EXERCISE OBJECTIVE
Your answer is a copy of every line in the records where "pastdue" appears.
+ + + +
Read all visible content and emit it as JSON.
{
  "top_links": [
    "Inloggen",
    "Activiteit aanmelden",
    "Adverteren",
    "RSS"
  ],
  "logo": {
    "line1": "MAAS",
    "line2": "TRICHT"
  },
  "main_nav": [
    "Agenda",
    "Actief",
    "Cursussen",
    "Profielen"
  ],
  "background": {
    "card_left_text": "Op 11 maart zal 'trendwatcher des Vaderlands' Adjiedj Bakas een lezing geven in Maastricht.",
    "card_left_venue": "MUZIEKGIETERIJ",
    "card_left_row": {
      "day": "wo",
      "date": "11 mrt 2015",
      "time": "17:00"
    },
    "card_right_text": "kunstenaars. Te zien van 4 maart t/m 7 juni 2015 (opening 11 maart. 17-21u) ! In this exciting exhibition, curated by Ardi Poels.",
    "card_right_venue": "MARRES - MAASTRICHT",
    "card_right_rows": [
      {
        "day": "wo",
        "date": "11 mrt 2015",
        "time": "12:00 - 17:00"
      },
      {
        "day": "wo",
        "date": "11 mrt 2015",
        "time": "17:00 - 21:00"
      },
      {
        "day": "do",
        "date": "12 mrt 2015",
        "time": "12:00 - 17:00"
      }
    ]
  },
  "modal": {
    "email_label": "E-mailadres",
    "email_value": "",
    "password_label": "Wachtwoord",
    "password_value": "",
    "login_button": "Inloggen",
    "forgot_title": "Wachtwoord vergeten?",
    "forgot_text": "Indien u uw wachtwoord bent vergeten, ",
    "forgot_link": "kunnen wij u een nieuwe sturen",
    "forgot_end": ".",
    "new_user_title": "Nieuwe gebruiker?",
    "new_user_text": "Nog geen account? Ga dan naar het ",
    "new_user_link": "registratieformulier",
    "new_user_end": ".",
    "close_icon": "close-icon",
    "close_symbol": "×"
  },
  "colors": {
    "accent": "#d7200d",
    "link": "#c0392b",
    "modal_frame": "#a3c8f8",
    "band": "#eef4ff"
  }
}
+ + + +
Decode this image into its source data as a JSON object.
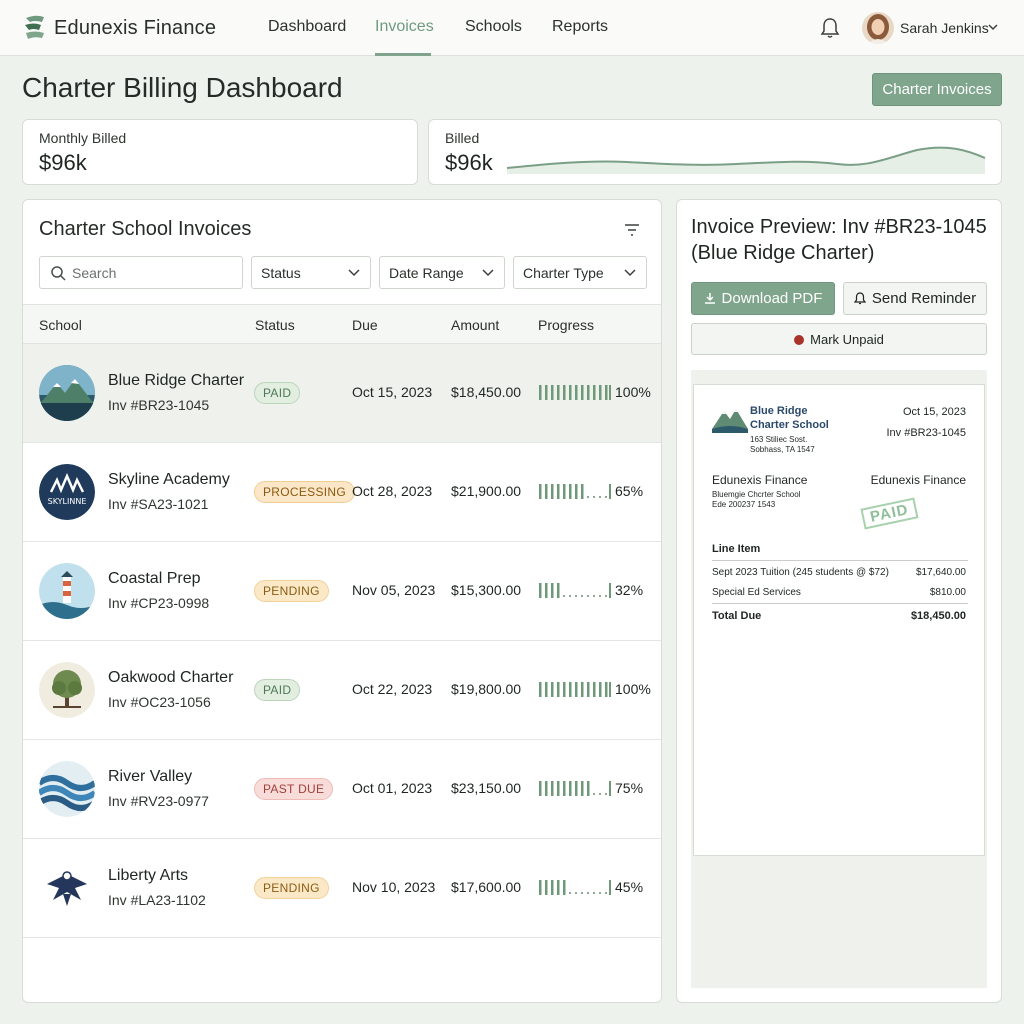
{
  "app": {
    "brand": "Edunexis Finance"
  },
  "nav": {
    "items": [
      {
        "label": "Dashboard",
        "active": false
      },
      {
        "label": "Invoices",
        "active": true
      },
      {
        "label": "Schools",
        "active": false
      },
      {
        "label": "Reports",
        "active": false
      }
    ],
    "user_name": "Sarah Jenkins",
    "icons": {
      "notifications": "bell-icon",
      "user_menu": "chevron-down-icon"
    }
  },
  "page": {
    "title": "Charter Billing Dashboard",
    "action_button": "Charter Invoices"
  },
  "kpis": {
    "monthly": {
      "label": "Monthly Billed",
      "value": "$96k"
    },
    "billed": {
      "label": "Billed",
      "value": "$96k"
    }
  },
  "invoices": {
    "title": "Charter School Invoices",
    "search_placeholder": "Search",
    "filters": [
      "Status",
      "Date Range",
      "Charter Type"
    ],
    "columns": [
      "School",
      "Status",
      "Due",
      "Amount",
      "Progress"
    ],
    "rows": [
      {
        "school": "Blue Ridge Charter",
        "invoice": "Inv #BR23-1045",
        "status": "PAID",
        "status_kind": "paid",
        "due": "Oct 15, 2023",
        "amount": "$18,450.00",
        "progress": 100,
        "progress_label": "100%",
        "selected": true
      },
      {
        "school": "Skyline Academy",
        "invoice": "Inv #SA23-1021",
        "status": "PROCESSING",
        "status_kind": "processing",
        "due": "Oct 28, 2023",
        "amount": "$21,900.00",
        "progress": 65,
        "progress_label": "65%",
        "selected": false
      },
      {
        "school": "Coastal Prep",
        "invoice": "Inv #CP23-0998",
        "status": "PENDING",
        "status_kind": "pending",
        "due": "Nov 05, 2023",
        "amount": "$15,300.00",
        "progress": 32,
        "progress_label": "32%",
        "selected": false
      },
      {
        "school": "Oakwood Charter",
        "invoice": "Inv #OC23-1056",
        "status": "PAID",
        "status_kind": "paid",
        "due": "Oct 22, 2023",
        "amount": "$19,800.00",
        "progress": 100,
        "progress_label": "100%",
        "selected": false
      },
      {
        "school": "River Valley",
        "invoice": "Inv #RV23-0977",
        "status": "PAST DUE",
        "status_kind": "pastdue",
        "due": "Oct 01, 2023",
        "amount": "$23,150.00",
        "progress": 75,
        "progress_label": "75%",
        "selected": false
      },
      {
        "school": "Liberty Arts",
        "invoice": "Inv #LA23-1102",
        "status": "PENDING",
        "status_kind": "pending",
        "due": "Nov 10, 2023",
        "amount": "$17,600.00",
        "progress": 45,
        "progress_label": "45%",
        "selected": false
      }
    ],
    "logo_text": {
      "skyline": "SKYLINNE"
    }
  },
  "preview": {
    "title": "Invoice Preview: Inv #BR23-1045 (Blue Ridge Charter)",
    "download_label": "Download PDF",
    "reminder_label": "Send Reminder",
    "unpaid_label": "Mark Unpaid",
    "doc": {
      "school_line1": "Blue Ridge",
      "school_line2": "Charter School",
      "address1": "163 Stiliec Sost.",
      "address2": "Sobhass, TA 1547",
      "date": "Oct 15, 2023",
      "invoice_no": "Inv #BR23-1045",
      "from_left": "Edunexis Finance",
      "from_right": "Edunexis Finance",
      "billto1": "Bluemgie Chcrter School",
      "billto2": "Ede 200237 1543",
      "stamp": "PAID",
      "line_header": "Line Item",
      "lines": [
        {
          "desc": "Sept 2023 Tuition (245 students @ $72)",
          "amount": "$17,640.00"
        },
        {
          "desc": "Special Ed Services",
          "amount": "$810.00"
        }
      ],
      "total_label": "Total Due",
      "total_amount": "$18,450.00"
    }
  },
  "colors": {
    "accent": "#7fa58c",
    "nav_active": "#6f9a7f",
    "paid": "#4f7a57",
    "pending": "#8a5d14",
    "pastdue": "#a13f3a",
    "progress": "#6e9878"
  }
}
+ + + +
EXERCISE RESULT
        "status_kind": "pastdue",
    "pastdue": "#a13f3a",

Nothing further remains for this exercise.